Long term chronic illnesses are insidious. You can work for years managing an illness and think you’ve got it ‘licked. ’ “I’m in charge now” “I know how to keep it in control” So, I can have that piece of pie, not exercise today, or just have one glass of wine – and it will all be fine. But that’s the problem. You really never have it licked. You are managing the ebbs and flows of a disease that has its own rhythms, ones that you can only attempt to understand from day to day. It’s even harder to understand for everyone around you – who want to believe that you’ve got it ‘licked’ and that this time there will only be progress. But chronic diseases are not like that.
Addiction is a particularly harmful because of its specific effects on the brain. The urge to eat when you are hungry – much less just wanting that last piece of pie – are not as strong as the cravings of addiction. Your body is programed to eat when you are hungry and our survival instincts drive us to eat. The cravings of addiction are 20 times stronger than any desire to eat. Try going without food for one day. Addiction treatment takes a long term management plan to address the disease. Even then – there will be ebbs and flows.
While addiction is not as openly discussed when people are lost – often to overdose, it is tragically becoming all too common and all too obvious that this discussion must take place. Communities and families need information to be able to understand addiction and support those in recovery. The Nashville community is currently mourning the loss of Max Barry over the weekend and yearning to find ways to support his family, Mayor Megan Barry and Bruce Barry. Making this an open discussion will help all our community find healing and find a path to recovery. Please openly share and openly discuss how addiction affects you and be open to hear how it has affected your neighbor. Sharing our strengths and our losses together brings the healing to bear. I hope the Barry family is enveloped in the thoughts and prayers of all our community and I send them my own huge and heartfelt hug.
Mary Linden Salter
The resources listed here are all available at TAADAS for free
Or you can visit the Samhsa Store directly
Do you need help with addiction? Call the Tennessee REDLINE for 24 hour assistance 1.800.889.9789
To educate, support and engage our members and public, influence policy and advocate for prevention, treatment and recovery services.
August 23, 2017
International Overdose Awareness Day is August 30, 2017.
We will light the KVM bridge and have a candlelight vigil in memory of those who died from the disease of addiction. Download the event flyer.
August 8, 2017
June 29, 2017

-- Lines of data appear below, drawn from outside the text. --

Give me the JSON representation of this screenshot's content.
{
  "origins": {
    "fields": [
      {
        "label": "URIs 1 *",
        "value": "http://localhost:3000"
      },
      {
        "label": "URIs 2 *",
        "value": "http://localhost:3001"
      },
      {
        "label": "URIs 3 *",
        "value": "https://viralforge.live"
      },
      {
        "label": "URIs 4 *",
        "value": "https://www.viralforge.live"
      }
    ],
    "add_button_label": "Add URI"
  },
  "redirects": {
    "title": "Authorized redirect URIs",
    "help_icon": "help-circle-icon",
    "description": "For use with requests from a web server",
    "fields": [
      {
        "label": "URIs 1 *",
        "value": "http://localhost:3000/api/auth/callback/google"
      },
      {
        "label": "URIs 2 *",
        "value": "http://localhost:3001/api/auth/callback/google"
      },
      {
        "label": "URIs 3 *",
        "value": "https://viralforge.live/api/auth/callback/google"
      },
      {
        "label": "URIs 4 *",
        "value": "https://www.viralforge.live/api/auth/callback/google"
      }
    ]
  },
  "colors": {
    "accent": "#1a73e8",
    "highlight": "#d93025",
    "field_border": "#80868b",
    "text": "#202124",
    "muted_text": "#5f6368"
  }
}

New Report Now Available: Trends in Substance Use Disorders Among Adults Aged 18 or Older
June 28, 2017
GOP Healthcare Concerns
We've added a new story of addiction and recovery to our stories page, check it out!
Next weeks Faith Based Recovery forums:
Tennessee department of Mental Health and Substance Abuse Services has shared its Fast Facts document.
Fast Facts provides a quick overview of key statistics about mental health and substance abuse in Tennessee as well as budget and service information for the Tennessee Department of Mental Health and Substance Abuse Services.
April 2 - 5, 2018
The National Rx Drug Abuse & Heroin Summit is where solutions are formulated, stakeholders convene, and change begins. Be part of the international discussion on addressing the opioid crisis by attending the 2018 Summit.
Rx Summit Presentation Documents
The next legislative session
began in January and TAADAS has several goals for the upcoming session including:
TAADAS and TAMHO members met with Governor Bill Haslam to discuss funding for addiction services in Tennessee. UPDATE: This meeting has led to a proposed budget allocation of 6 million dollars for A&D treatment in TN. Read more above.